• _Task to carry out_
In the listing below, count each line that contains "this". The reply is that count and nothing else.

• _Data for review_

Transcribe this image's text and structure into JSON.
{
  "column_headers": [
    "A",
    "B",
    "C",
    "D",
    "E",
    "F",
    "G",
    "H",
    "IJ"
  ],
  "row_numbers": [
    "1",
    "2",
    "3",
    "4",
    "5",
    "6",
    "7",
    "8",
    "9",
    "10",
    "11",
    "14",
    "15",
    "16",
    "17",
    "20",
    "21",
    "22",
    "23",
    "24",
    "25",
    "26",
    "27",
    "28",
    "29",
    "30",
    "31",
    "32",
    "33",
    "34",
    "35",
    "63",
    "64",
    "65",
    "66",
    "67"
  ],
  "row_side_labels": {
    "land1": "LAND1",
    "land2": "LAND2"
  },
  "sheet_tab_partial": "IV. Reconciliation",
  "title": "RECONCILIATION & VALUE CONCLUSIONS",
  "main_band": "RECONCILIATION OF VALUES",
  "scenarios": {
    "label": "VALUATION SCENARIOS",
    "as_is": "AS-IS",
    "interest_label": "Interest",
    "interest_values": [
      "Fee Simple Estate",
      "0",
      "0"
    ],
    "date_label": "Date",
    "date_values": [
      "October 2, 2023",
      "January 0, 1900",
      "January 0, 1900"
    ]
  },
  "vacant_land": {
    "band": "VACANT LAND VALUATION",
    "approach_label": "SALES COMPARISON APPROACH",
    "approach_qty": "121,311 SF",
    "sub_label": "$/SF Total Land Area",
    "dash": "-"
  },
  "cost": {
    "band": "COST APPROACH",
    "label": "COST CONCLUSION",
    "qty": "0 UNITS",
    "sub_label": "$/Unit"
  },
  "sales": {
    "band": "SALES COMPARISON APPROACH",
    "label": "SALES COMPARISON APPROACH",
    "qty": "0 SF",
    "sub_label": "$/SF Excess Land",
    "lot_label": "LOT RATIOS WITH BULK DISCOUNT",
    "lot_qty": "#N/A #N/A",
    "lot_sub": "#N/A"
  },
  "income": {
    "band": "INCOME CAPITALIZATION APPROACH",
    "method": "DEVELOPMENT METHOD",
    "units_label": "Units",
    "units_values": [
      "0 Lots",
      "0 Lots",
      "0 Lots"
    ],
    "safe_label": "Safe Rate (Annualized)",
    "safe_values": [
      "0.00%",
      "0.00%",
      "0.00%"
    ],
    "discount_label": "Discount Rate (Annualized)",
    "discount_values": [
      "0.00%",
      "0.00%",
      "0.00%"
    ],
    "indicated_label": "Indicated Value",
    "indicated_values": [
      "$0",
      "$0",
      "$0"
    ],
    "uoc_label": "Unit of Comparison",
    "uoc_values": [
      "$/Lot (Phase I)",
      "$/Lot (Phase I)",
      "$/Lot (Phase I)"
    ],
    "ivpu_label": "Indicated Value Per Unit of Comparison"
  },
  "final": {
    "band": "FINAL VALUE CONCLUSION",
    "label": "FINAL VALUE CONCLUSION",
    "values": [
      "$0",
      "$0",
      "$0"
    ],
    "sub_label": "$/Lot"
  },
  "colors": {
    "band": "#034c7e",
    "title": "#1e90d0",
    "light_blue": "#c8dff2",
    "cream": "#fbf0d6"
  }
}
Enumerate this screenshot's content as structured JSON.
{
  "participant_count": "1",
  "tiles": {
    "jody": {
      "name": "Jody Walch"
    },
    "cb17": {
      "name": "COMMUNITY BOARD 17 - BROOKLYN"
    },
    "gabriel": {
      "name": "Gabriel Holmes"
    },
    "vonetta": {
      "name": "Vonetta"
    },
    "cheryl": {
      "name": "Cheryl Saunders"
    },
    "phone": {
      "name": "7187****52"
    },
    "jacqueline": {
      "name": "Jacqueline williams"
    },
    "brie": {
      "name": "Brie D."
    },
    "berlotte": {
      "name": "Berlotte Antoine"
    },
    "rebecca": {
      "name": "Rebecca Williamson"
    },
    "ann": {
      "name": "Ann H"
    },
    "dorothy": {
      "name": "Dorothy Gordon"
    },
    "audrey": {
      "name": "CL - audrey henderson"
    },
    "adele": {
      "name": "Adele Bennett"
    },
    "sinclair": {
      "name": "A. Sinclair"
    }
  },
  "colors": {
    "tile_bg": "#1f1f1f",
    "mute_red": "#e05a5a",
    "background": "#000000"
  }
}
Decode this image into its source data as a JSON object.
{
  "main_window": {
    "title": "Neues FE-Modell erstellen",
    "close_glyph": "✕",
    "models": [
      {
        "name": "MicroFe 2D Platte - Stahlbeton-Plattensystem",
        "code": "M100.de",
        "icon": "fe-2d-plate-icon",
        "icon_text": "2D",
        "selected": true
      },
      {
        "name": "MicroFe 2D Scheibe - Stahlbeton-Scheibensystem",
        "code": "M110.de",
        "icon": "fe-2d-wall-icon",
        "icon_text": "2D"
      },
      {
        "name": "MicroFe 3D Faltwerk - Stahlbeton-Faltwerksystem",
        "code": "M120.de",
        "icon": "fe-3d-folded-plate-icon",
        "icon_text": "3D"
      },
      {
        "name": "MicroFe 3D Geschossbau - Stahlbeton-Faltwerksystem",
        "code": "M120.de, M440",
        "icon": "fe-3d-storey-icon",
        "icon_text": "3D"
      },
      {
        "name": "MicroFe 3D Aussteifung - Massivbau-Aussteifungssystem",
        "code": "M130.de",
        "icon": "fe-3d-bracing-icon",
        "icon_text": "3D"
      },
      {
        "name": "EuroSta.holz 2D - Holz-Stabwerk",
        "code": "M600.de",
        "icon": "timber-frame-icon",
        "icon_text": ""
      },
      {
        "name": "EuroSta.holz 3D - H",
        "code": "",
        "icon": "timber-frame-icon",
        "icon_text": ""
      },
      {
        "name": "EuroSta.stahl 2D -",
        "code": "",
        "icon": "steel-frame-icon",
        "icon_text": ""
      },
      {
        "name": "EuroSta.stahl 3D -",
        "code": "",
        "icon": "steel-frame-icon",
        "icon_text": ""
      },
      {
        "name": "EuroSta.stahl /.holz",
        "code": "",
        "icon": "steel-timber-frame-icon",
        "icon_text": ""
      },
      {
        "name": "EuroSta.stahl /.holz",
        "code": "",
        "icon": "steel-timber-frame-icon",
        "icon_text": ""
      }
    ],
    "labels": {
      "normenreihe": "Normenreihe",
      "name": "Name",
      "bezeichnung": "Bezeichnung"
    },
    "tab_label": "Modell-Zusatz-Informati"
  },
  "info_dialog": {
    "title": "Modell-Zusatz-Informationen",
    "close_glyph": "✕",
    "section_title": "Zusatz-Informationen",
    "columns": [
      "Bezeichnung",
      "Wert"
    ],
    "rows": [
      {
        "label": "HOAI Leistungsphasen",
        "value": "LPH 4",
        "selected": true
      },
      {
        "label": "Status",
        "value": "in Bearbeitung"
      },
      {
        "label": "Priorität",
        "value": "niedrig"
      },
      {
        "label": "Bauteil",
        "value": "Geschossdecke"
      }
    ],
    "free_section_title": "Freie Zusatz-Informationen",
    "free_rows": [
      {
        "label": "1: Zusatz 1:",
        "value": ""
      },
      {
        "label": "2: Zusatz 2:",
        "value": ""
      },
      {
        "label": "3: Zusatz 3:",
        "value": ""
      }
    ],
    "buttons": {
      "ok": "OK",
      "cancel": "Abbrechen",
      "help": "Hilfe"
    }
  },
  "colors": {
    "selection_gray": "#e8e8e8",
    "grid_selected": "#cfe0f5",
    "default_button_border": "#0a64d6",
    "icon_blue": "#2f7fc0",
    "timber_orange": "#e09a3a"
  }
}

• _Written reply_
3